_TASK DETAILS_
From the entries that follow, report every line in which "JSON" occurs.

*** Opening of DATA RECORDS ***

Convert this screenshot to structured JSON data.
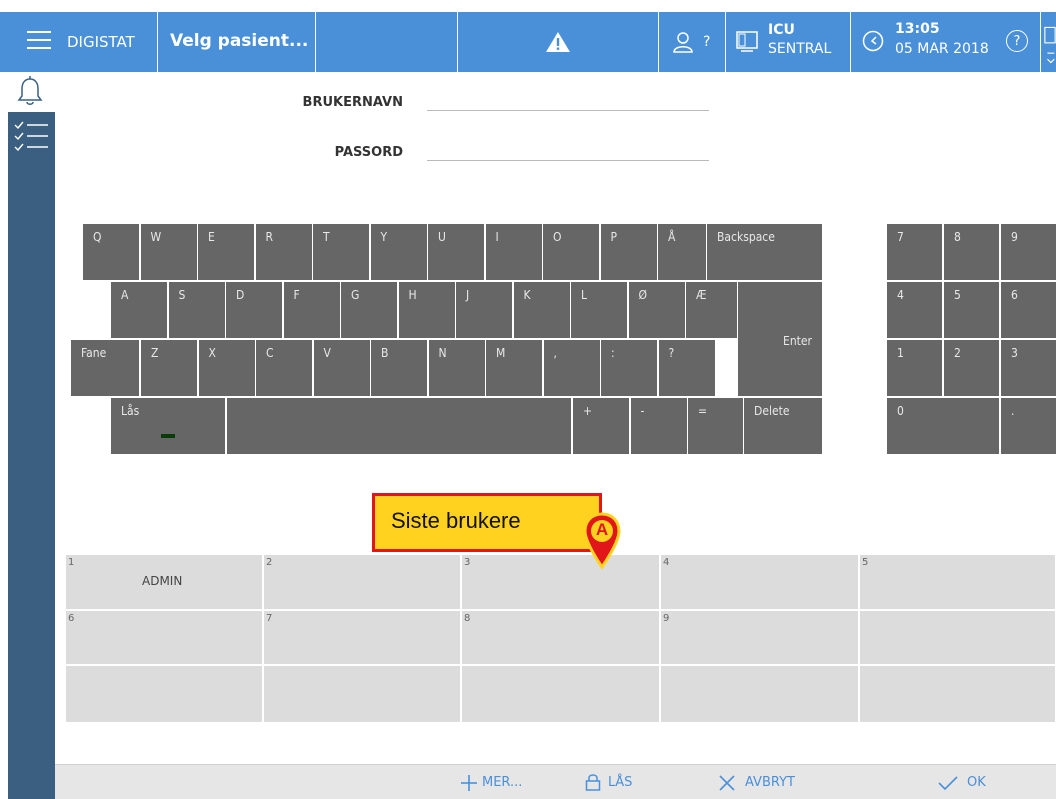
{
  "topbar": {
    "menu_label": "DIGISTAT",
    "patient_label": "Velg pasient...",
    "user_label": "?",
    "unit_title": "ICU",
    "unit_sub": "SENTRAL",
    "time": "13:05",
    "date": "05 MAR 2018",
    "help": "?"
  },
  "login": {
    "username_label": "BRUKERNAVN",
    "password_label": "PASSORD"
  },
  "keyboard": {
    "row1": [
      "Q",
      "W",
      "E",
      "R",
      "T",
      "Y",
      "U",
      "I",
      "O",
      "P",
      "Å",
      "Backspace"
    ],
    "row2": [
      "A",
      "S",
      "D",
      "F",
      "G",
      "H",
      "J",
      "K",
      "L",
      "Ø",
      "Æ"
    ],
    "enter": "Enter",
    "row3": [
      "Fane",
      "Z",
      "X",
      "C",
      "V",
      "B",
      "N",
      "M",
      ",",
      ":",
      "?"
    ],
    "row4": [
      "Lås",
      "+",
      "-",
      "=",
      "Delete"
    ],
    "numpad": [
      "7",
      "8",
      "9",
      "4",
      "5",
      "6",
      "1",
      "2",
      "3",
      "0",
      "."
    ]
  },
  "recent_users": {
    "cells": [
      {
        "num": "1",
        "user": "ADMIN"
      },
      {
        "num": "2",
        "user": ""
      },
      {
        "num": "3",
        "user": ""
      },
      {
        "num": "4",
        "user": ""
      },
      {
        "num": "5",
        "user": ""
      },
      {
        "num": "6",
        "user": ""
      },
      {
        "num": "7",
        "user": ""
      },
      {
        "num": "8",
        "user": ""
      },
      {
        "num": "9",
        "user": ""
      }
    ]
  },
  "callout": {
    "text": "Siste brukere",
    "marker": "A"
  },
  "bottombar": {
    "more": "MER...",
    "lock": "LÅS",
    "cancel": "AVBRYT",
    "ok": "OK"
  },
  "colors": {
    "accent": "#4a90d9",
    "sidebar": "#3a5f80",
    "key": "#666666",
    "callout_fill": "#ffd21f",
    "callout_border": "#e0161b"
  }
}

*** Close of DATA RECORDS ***
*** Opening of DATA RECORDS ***

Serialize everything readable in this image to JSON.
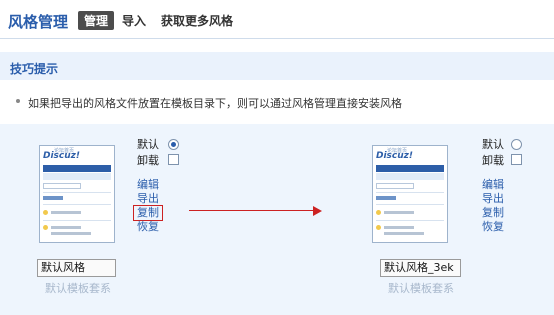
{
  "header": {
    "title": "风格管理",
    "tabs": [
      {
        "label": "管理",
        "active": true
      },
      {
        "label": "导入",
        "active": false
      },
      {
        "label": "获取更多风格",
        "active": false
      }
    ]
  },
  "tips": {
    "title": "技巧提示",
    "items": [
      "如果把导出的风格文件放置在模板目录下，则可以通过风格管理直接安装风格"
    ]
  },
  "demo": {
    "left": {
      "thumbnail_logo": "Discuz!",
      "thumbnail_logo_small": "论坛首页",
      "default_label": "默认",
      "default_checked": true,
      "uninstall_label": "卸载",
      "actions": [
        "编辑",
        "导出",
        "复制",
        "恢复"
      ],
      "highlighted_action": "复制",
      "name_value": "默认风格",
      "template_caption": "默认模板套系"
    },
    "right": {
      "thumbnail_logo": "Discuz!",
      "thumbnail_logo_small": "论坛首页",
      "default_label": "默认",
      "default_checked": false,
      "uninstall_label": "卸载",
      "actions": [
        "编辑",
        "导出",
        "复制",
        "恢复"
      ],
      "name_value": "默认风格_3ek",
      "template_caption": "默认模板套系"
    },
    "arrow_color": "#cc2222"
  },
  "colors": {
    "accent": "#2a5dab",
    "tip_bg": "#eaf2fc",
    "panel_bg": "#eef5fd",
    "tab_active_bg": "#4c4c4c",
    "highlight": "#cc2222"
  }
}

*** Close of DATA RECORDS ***

_SOLUTION FOR THIS TASK_
Convert this screenshot to structured JSON data.
Serialize everything readable in this image to JSON.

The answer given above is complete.